• [Problem description]:
Look through the data for the string "JSON". Copy every line where it is found.

Dataset excerpts:
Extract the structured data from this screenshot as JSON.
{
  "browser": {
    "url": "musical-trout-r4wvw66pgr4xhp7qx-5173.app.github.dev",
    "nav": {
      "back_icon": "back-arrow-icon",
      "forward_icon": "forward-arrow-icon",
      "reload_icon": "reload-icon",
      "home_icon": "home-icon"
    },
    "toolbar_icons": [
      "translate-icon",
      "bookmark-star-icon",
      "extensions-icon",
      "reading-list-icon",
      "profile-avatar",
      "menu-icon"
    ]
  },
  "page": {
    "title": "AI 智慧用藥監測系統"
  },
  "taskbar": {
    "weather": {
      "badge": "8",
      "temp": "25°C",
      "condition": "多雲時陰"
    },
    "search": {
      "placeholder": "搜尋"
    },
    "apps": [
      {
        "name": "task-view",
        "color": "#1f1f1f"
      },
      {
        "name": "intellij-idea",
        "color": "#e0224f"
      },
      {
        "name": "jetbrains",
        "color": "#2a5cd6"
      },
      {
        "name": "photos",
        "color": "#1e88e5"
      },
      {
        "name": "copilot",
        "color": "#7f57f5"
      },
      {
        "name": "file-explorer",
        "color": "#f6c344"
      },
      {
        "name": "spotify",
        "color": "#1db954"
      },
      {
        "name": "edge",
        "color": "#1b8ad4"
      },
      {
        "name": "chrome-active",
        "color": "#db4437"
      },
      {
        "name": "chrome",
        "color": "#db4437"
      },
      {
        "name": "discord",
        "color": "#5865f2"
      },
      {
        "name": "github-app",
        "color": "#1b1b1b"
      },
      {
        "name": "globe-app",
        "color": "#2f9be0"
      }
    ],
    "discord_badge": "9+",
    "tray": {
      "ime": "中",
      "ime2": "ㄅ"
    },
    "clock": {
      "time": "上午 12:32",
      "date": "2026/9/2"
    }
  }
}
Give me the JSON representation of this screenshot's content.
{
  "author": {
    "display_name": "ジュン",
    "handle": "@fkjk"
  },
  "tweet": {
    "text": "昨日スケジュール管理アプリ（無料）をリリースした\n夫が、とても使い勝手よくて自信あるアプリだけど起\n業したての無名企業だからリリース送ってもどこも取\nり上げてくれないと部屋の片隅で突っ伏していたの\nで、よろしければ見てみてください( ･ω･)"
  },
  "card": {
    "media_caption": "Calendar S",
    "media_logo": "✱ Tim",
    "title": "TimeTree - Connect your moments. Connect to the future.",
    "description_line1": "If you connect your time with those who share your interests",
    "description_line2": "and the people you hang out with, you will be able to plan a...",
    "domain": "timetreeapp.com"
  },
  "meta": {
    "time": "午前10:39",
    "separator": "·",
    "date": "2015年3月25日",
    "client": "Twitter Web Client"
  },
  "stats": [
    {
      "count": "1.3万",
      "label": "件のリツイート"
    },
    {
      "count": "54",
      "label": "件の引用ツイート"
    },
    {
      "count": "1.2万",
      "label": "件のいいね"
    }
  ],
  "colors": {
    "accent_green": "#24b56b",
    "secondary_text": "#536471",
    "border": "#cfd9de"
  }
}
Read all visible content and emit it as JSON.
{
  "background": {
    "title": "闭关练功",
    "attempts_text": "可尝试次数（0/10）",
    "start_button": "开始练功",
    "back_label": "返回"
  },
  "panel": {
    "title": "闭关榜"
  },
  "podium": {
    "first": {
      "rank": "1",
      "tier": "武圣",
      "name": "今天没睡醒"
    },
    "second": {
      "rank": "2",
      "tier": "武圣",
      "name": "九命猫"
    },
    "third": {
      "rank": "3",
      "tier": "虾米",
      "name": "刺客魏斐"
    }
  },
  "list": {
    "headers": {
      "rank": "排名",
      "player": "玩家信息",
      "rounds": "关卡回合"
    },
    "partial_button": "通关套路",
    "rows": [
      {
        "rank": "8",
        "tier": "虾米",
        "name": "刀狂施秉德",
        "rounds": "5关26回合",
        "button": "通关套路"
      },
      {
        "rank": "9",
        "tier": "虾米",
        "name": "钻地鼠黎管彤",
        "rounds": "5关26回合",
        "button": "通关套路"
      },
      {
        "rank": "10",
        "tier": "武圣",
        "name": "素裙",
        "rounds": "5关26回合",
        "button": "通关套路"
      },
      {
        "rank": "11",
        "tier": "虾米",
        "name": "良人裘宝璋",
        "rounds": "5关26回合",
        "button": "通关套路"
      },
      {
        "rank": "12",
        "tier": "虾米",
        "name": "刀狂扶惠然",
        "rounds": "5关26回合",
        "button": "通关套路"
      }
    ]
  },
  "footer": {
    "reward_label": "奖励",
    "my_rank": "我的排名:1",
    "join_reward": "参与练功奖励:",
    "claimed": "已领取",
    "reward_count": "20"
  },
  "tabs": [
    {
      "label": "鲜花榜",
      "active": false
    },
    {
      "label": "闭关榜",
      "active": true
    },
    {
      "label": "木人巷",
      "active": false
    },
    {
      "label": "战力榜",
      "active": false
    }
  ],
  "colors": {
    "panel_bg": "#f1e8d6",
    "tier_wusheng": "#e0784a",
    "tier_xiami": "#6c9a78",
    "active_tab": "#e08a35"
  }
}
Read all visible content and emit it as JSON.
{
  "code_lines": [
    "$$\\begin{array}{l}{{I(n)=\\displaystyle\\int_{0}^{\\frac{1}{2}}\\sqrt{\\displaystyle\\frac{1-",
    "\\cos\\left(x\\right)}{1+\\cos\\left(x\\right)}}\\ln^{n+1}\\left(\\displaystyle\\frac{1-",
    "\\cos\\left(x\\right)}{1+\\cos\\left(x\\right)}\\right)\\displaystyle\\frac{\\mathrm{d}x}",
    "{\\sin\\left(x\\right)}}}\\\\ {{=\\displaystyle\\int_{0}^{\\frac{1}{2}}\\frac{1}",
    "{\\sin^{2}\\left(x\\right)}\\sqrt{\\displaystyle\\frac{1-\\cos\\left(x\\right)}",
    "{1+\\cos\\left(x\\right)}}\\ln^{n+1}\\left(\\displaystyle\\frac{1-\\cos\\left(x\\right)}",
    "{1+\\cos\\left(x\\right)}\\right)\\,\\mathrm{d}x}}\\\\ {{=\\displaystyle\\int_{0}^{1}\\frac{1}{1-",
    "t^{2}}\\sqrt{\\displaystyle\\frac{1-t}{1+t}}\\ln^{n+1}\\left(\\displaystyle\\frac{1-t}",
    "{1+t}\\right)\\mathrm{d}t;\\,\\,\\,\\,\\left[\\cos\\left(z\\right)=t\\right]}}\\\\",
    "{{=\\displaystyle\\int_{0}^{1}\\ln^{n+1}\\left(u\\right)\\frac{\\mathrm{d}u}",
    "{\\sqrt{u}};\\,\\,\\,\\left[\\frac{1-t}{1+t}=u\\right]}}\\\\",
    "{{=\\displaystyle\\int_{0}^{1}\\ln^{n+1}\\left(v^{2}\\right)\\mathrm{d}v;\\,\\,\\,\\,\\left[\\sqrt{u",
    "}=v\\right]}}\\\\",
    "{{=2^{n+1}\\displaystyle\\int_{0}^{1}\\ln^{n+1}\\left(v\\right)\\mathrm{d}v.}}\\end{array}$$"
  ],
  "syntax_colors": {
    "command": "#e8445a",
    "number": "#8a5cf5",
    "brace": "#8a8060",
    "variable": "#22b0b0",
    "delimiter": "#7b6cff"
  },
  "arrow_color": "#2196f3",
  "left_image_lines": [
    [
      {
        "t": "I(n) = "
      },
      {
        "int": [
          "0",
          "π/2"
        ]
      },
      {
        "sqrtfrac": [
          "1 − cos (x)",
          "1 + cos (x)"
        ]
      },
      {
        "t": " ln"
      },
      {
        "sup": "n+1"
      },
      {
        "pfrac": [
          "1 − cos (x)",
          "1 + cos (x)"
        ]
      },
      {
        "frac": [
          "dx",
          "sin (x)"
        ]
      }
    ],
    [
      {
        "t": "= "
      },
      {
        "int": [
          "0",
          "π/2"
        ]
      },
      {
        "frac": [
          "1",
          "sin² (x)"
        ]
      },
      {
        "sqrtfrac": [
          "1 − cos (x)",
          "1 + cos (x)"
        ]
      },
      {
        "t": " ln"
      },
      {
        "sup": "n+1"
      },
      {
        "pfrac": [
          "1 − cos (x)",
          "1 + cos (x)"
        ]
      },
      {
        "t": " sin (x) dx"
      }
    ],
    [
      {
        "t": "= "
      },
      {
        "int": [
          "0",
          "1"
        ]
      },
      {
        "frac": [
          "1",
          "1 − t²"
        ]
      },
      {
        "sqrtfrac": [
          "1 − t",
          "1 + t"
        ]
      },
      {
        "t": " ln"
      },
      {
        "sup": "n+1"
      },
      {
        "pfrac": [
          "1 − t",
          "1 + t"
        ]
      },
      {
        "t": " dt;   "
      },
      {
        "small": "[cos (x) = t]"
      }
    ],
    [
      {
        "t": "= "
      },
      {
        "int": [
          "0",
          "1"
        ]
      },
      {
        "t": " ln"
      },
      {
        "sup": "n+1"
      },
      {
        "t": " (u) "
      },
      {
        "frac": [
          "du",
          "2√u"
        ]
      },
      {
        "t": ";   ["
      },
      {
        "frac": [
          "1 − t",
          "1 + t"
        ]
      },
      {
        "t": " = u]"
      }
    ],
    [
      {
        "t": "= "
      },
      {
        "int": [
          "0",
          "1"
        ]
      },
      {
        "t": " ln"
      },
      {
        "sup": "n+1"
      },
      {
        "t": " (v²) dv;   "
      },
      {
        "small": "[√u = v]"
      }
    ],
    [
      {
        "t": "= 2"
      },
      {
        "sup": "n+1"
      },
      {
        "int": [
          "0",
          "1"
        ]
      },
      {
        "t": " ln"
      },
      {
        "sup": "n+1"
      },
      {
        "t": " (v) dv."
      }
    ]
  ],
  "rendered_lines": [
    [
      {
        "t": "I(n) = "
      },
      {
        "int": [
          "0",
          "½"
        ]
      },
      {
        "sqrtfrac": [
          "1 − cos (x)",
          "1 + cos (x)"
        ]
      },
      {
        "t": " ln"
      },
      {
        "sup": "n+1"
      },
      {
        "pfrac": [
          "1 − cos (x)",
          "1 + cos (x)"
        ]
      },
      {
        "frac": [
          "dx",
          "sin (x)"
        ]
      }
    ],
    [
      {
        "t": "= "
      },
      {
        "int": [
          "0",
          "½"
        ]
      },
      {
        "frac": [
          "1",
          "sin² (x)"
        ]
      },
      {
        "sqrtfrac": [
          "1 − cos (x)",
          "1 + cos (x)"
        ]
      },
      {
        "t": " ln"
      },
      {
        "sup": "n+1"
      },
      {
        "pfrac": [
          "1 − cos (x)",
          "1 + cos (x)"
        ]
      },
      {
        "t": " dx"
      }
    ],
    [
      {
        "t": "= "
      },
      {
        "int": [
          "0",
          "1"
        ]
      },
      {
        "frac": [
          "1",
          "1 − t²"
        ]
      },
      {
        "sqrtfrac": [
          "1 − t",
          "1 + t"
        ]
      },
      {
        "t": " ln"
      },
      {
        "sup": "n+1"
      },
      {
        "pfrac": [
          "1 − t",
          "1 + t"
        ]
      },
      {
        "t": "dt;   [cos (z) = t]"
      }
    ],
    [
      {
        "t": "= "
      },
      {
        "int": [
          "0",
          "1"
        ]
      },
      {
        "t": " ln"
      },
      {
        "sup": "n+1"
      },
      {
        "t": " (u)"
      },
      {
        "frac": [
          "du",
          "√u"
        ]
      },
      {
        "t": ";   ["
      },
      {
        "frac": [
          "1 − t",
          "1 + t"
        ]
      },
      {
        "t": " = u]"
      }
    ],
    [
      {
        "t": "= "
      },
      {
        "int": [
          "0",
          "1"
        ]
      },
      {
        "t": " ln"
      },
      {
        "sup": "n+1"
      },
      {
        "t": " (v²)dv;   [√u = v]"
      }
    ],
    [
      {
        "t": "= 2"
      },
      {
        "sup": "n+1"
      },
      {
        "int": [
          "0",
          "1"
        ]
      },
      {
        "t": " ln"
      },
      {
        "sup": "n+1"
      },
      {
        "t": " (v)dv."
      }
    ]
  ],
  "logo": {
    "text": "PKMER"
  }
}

• [Output of the task]:
Extract the structured data from this screenshot as JSON.
Give me the JSON representation of this screenshot's content.
Read all visible content and emit it as JSON.
Read all visible content and emit it as JSON.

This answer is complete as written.